You know that "publication bias" in research is bad. Because scientific journals prefer to publish exciting new findings, they tend to reject well done studies that don't have positive results—for example, that certain genes are not correlated with migration in some songbirds.
Over time, continued publication bias has meant that scientific literature isn't exactly a representative picture of all the studies that scientists have performed. Instead, interesting, positive studies are far more likely to get published, leaving out an entire body of knowledge about what doesn't work or what isn't true. This can be especially damaging if a scientist gets a positive finding by chance, one time, and then gets that finding published… but the 20 other scientists who found the opposite don't get their papers published.
Now, one biology journal is trying to purposefully drum up some negative studies. F1000Research is waiving publication fees for negative studies until August 31. The fees are normally between $250 and $1,000, depending on the paper's length, according to the Scholarly Kitchen blog.
F1000Research itself is an unusual journal. It aims to publish papers more quickly than traditional peer-reviewed journals and makes reviews available for anybody to see. The reviews are also signed, while traditional peer review is conducted anonymously, with the reviewers known to the journal editors, but not to the paper writers.
F1000Research has already published the above-mentioned negative bird migration study. We'll see if other scientists answer the call. If they do, F1000Research articles are available to the public for free, so you'll be able to read their work.
Good. There is a lot of corruption in the science publication industry. It needs more transparency.
This is great news! Publication bias has been a blight on scientific advancement in every field, and this is a critical step towards getting past that. Here's hoping!
I thought you might like to know that we've extended the deadline for free negative results papers until the end of September.

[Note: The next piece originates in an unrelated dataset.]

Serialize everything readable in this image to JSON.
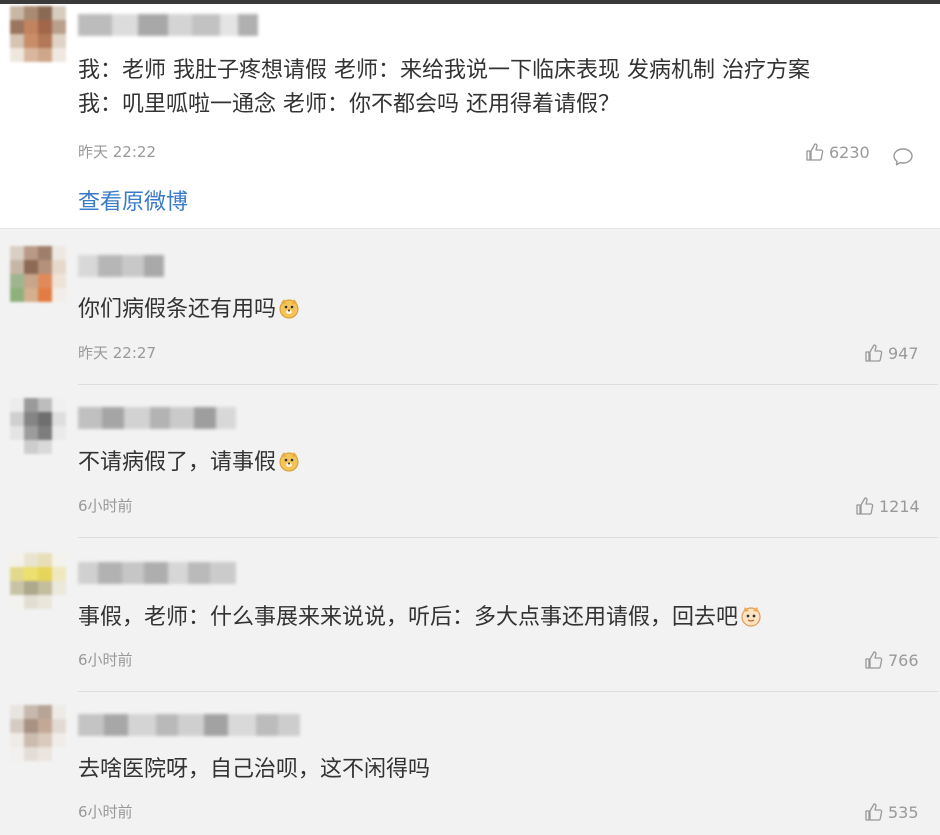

Of course we're still accepting negative results submissions after that, but they're now free for an additional 30 days.